Fans of the romantic-comedy Love Actually recently got a bonus reunion in the form of Red Nose Day Actually, a short charity special that gave audiences a peek at where their favorite characters ended up almost 15 years later.

One of the most improbable pairings from the original film was between Jamie (Colin Firth) and Aurelia (Lúcia Moniz), who fell in love despite almost no shared vocabulary. Jamie is English, and Aurelia is Portuguese, and they know just enough of each other’s native tongues for Jamie to propose and Aurelia to accept.

A decade and a half on, they have both improved their knowledge of each other’s languages—if not perfectly, in Jamie’s case. But apparently, their love is much stronger than his grasp on Portuguese grammar, because they’ve got three bilingual kids and another on the way. (And still enjoy having important romantic moments in the car.)

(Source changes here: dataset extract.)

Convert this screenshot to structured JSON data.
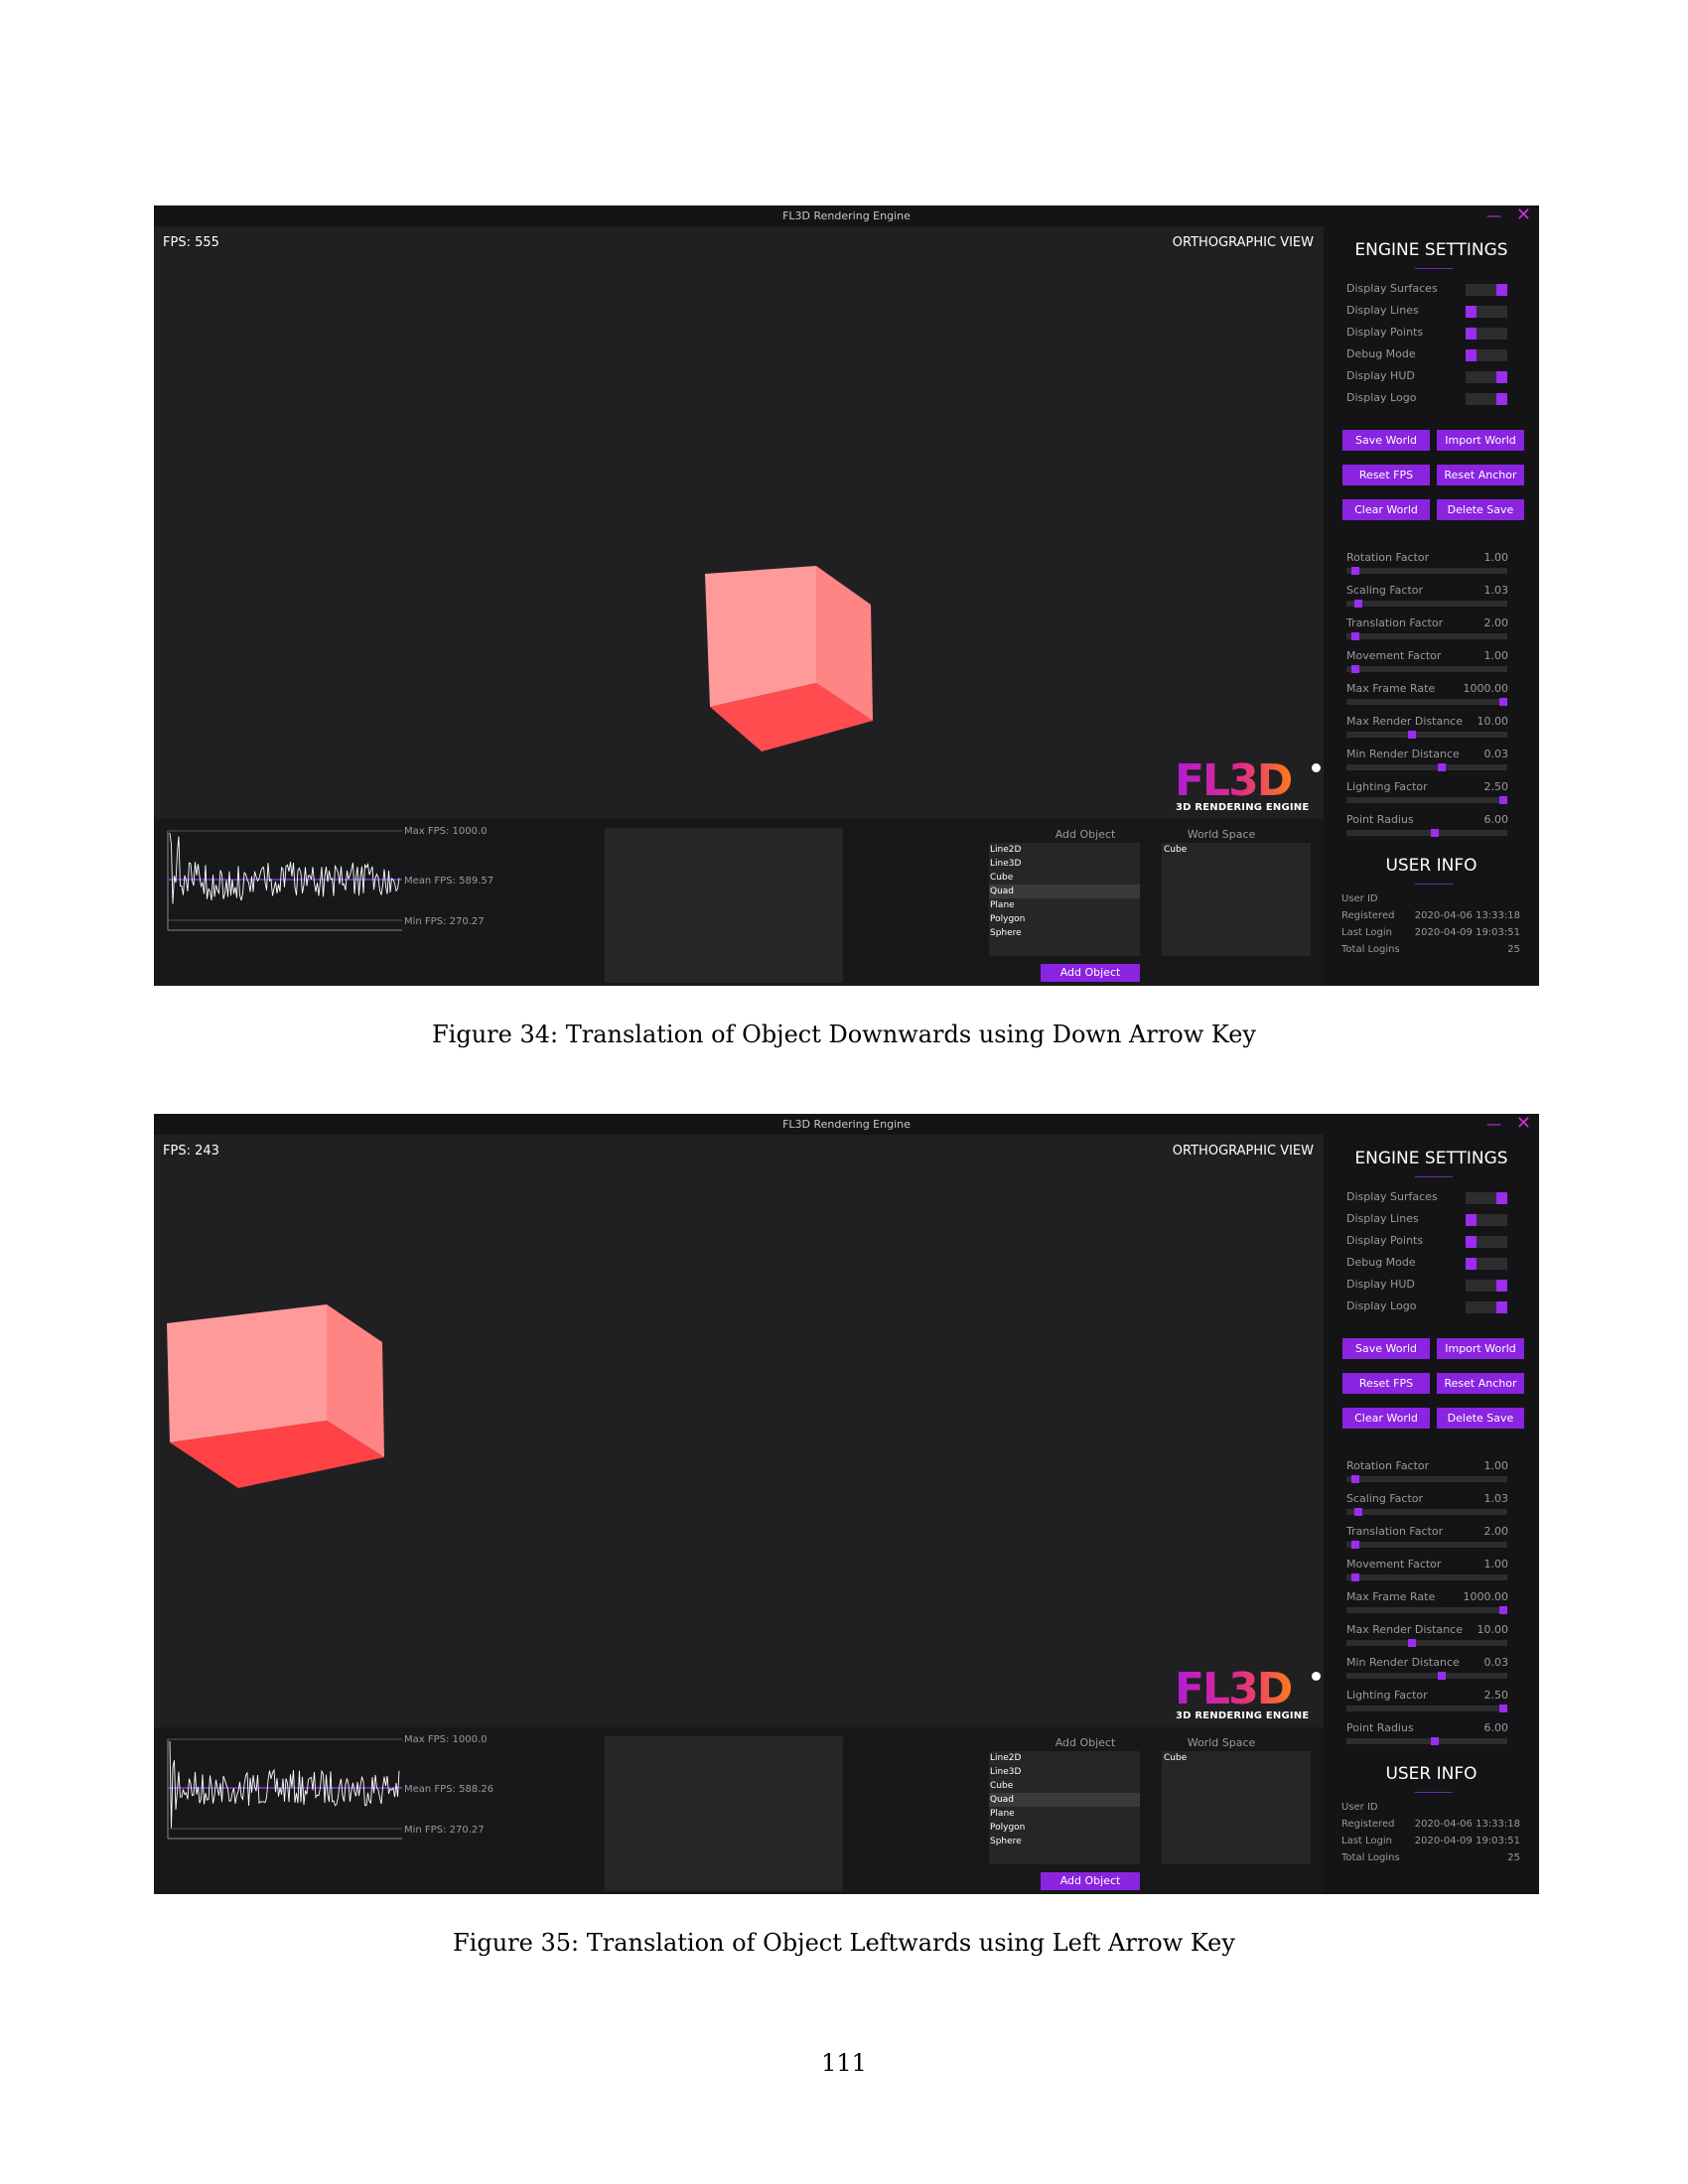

In 2015, Love Actually script editor Emma Freud revealed via Twitter what happened between Karen and Harry (Emma Thompson and Alan Rickman, who passed away last year). Most of the other couples get happy endings in the short—even if Hugh Grant's character hasn't gotten any better at dancing.

[h/t TV Guide]